_PROBLEM DETAILS_.
Wherever the word "Suite" occurs in the lines below, copy the whole line.

⁂

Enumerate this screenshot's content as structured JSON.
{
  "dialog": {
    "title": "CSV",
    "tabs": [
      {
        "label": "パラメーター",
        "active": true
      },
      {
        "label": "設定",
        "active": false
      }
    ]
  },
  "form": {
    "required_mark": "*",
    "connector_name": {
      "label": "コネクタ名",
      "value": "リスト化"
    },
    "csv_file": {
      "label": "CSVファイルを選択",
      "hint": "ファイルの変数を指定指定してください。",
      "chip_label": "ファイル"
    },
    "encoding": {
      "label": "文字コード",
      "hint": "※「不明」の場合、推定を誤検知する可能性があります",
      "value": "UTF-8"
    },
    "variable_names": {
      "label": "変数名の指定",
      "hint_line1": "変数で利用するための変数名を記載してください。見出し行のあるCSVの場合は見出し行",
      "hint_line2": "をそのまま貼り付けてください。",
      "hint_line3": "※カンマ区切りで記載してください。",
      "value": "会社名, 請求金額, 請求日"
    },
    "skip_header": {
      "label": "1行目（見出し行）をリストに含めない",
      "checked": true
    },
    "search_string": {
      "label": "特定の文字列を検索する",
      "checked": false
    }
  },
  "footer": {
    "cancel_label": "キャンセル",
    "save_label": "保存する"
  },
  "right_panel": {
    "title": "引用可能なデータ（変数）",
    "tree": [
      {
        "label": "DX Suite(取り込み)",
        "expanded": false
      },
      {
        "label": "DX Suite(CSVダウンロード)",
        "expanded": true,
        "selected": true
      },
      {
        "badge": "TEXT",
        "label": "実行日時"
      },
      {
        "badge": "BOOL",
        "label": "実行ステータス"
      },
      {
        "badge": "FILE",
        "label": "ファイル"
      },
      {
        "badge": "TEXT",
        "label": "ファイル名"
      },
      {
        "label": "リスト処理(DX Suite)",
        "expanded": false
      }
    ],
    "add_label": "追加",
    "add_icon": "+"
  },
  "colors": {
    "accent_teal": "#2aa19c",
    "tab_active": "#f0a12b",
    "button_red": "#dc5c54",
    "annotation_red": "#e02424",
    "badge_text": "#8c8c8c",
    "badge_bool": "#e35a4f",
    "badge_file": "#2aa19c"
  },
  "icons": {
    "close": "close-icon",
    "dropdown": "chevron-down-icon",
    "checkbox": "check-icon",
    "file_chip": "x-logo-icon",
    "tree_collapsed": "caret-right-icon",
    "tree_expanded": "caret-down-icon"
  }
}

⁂

_SOLUTION FOR THIS TASK_.
        "label": "DX Suite(取り込み)",
        "label": "DX Suite(CSVダウンロード)",
        "label": "リスト処理(DX Suite)",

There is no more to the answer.